The fact I feel tranquil now after the Volta a Portugal is the fact I’ve got an education, a business and I have lived my dreams as a cyclist. I’m looking forward and I’ll keep riding my bike. I love cycling.
This Volta, the Volta a Portugal 2013 and I really feel lucky to get here. My form is good, possibly the best ever. Obviously I get the odd pang of paranoia; I think twice if I drink a beer, worry about food - kind of stupid really.
32.4 km, 212m ascent today, in the stage to Praia de Pedrogão. What a FARCE. My TT bike was exactly at the right length when I came to this race, yet at the prologue they told me it was 1cm past the limit... It was duly cut and shortened.
185.3 km, 2520m ascent today in the La Volta a Portugal 2012. The first stage after the rest day is a bit tough. The rest day can do more harm than good and I for one like to just keep on going, to get it over and done with.
176.9km, 3000m ascent. This Volta a Portugal 2012 stage was a tough one, we had a huge mountain right at the start and several others to follow. The roads were crummy also, which made descending awkward.
176.1km, 2100m ascent from Vila Nova de Cerveira to Fafe. We’re in the Minho, in the far north western corner of Portugal. It’s a wonderful place and feels like home away from home. It’s tough for racing though, it’s extremely hilly; you never go well, you’re never comfortable.
The day started with a long transfer from our hotel in the magnificent town of Covilhã, Termas de Monfortinho, situated at the foot of Serra da Estrella. We’ve been run of our feet with with reconaisance, various signings on and parading around the palce...
Here’s a question for you; “How many British riders have won a three-week continental stage race?” Here’s a clue: the answer isn’t “none”. In 1988, 23 year-old Cayn Theakston from Worcester who never had a day’s coaching in his life, fought and won in one of the toughest arenas in Europe to claim the 19-stage Volta a Portugal, overcoming crashes, mountains, horrendous roads and even combines within his own team to record a win which is remembered in Portugal to this day.
One of VeloVeritas’ functions it seems is unlocking the memories of those stalwarts – like our own mentor and soothsayer, Viktor and indeed, our editor Martin - who beat a path in the 70’s and 80’s to the legendary Mrs. Deene’s boarding house in Gent (and later in Zomergem) to show those Belgies how it should be done. The latest epistle which came our way was from Norman Gower.

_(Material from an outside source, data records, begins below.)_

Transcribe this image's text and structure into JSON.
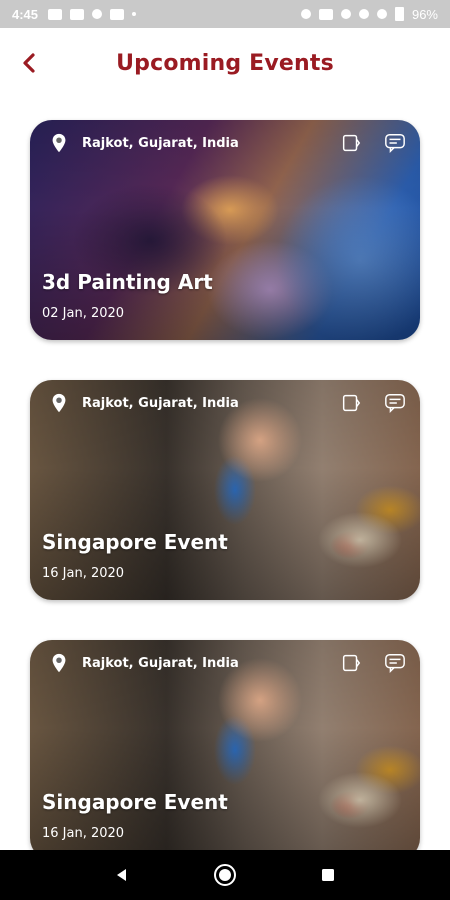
{
  "status_bar": {
    "time": "4:45",
    "battery": "96%"
  },
  "header": {
    "title": "Upcoming Events"
  },
  "events": [
    {
      "location": "Rajkot, Gujarat, India",
      "name": "3d Painting Art",
      "date": "02 Jan, 2020"
    },
    {
      "location": "Rajkot, Gujarat, India",
      "name": "Singapore Event",
      "date": "16 Jan, 2020"
    },
    {
      "location": "Rajkot, Gujarat, India",
      "name": "Singapore Event",
      "date": "16 Jan, 2020"
    }
  ],
  "colors": {
    "accent": "#9a1b22",
    "statusbar": "#c9c9c9",
    "navbar": "#000000"
  },
  "icons": [
    "back-arrow-icon",
    "location-pin-icon",
    "ticket-icon",
    "chat-icon",
    "nav-back-icon",
    "nav-home-icon",
    "nav-recents-icon"
  ]
}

When Scottish Cycling Endurance Coach and seven times Scottish Road Race Champion, Evan Oliphant gets in touch to tell us there’s a junior rider named Callum Thornley that we should be speaking to, we snap to attention.
When Jos Ryan of the David Rayner Fund gets in touch then we know it’s not just to ask how we are. ‘Have you been keeping up with our rider, Toby Perry’s performances in Spain, he’s just had his second win?’ Fortunately for us, we could reply in the affirmative.
If you watched Stage One of the Giro on Eurosport or GCN then you’ll have heard that someone had the great idea to recruit British professional rider, Dan Bigham to join the commentary team as a ‘chrono specialist.’ Here at VeloVeritas we thought it would be good to put to Dan all those sad questions that trouble bike obsessives like us.
John Watson started racing at 18 years-of-age in 1966, his first race was a ‘25’ which he won with a 1:00. By the following year he was National ‘100’ Champion; in 1968 he went to the Mexico Olympics; in 1969 he set a 12 hour record which stood for a decade; 1970 saw him set a ‘50’ record which sliced nearly four minutes of the previous fastest time for the distance and lasted for 13 years, win the BBAR, get fourth place in the prestigious GP de France time trial and get offered a place with ACBB.